    As for cycling becoming popular in the U.S. The only thing I’d like to see happen is drivers act a little less like fucking assholes towards cyclists. I love cycling and don’t give a flying fuck if it’s popular. Most Americans are mouth-breathing idiots who follow the NFL. American football is a shitty, corrupt, slow, boring sport. Tons of PEDs, tons of fat fans, all black players, all white owners/coaches. Modern day plantation system. Fuck football.

  • Alfa4

    Thanks for the info and to share your opinions.

    I am not agree
    with you in everything. If you say that the pace the first 3 days in le
    Tour was weaker than in il Giro you lies. it was a level that any stage
    got in il Giro. The same for the pace of Quintana /froome, higher than
    in il Giro, becouse Tour has more level,

    Other thing is that in
    le Tour peloton took some stages to have a rest, especially 4th,5th
    stages…and in il Giro all the races was fight very strong, for 2
    reasons: Saxo wanted to control everything and always put a hard pace,
    and Astana got the stronger team, just see the names (I saw you didnt
    know the potential of Landa, well now you know, he is a climber close to
    quintana, not better, and was always like that), I know his life as the
    people that folow you here knows yours…so for me is not a surprise
    when he is not so striong and when he is very strong as in Neila one
    year, in San sebastian and Indurain another or this spring. He is 25, I
    belive in froome and I writed about him along study or his trayectory
    (http://patrimoniociclista.blogspot.com.es/2013/06/an-unpolished-diamond-story-of-chris.html)
    , but it looks like you dont believe in Landa, when froome came form 2
    poor years and suddenly is the best in la Vuelta, and before Wiggins
    make an spectacular jump, all pf them older than Landa…who has been
    always a big promise. You can believe me or not, but it is like that. I
    dont know about the rest of the team, but I know quite well about Landa,
    and in fact, he leaves the team.

    So Astana used his potential to
    try to win the race, and that fight between teams day by day was what
    make a very hard Giro. of course in the Giro could be more doping than
    in le Tour, I dont put that appart although I think very little doping
    anyway.

    As well Giro is a hard race for his parcours, it is a
    good race for climbers, if you are not a climber maybe you suffered less
    in the cobbles of le Tour.

    For the rest we share similar opinions.

  • Alfa4

    Average speed is not always a good way to compare races, becouse the wind and the parcours.

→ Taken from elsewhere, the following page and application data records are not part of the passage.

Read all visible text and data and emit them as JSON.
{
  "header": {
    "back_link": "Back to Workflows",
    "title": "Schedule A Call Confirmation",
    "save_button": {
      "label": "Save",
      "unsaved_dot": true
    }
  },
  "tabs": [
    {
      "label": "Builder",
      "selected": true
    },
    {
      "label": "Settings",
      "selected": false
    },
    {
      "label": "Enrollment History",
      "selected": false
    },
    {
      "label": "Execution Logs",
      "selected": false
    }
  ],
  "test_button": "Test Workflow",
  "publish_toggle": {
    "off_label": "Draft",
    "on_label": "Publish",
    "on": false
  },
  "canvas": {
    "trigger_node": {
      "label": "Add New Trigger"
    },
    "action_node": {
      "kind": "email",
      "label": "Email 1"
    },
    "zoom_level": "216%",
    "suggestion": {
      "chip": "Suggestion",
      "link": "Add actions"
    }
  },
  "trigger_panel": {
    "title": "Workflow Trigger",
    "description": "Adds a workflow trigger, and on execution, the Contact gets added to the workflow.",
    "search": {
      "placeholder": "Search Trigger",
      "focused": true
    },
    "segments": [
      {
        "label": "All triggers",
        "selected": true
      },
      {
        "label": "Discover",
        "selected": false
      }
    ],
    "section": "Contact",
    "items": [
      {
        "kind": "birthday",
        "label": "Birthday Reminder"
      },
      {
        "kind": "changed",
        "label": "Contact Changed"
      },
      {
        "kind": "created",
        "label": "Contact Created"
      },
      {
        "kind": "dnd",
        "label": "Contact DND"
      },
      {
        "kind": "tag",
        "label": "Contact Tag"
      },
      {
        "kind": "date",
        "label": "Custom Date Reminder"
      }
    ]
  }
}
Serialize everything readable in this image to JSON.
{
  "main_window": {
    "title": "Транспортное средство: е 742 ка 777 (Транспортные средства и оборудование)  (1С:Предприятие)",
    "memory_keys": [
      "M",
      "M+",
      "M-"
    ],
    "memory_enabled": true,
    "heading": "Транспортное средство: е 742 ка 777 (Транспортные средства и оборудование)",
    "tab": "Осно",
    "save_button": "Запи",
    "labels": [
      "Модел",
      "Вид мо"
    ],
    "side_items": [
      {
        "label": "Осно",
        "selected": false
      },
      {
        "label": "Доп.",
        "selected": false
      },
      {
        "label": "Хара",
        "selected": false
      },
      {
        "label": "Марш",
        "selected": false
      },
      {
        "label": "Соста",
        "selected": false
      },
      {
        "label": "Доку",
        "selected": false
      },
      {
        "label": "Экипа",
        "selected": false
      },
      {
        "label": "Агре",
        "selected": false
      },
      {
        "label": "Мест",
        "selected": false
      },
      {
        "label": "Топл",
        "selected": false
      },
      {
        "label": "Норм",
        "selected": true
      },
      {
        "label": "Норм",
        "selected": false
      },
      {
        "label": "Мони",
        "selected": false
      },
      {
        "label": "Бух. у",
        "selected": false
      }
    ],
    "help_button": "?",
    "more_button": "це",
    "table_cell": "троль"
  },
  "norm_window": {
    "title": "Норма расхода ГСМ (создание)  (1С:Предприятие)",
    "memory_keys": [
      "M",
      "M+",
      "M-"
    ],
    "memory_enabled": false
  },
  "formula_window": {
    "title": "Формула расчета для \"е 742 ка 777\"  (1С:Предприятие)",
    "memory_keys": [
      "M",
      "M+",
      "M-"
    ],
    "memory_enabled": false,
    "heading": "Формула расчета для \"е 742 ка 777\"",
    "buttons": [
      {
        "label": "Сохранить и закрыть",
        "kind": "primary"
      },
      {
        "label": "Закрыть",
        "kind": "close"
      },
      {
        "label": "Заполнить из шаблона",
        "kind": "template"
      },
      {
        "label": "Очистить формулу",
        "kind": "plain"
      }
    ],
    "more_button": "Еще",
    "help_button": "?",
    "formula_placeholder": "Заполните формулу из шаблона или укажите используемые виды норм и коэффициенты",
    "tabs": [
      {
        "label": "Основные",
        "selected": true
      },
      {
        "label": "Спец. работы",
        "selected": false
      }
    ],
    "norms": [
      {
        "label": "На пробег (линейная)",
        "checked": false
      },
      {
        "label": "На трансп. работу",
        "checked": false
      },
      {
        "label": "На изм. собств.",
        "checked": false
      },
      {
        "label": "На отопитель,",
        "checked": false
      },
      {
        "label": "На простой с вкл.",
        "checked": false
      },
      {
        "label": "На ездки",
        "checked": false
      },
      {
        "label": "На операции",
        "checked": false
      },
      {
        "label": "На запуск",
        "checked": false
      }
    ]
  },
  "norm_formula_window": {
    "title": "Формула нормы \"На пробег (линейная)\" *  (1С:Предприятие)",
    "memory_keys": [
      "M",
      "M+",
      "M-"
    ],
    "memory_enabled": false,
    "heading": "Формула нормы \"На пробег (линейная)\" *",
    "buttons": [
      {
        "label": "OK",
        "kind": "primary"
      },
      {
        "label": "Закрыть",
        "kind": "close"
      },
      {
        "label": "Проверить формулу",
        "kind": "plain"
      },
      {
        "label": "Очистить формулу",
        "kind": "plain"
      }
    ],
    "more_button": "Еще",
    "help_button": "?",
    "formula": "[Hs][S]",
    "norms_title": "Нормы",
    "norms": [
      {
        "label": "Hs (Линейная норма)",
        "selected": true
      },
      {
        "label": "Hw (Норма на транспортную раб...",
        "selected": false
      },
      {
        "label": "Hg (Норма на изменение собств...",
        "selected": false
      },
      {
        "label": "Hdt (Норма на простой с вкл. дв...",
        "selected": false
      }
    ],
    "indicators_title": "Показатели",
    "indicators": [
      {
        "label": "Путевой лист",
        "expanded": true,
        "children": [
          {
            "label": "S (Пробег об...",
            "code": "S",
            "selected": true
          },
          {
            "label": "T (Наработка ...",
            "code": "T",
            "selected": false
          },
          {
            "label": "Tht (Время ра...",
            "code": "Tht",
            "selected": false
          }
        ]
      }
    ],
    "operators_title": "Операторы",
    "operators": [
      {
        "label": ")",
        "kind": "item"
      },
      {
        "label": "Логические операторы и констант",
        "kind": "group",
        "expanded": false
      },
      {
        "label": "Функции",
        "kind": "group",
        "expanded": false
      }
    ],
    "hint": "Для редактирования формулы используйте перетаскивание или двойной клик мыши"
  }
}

This year Giro was a fast one, the second faster in history, km
    39.310 after that of Basso and Arroyo. that Giro of Basso and Arroyo had a very bad weather, dirty stages as montalcino in a time where doping started to fall, where Basso cant be Birilo again, where Evans won the Montalcino stage in the mud, and he could have won the race but he got ill at the second week, and where Porte started Gt doing 7th…. a really hard parcous, harder than this year, and the average was hight becouse Liquigas needed to recover that time to Arroyo…so, that is the question, a team who wanted to go always quickly.this year it was similar.

    About le Tour, it wanst like that, Movustar wait for the key moment to attack, and the race was at the pace of SKY, no other team wanted to put the pace, so it was a good pace for the leader, not superstrong. So, we should have a clearly worse average speed, but we have a higher pace: 39.64 km/hr.

    So you cant say the pace wasstronger in the Giro by numers, becouse you would lie.

  • bradweber

    Are you a team Sky rider?

BACK TO TOP

Pin It on Pinterest

15 NEW ARTICLES
December 5, 2016
December 3, 2016
December 2, 2016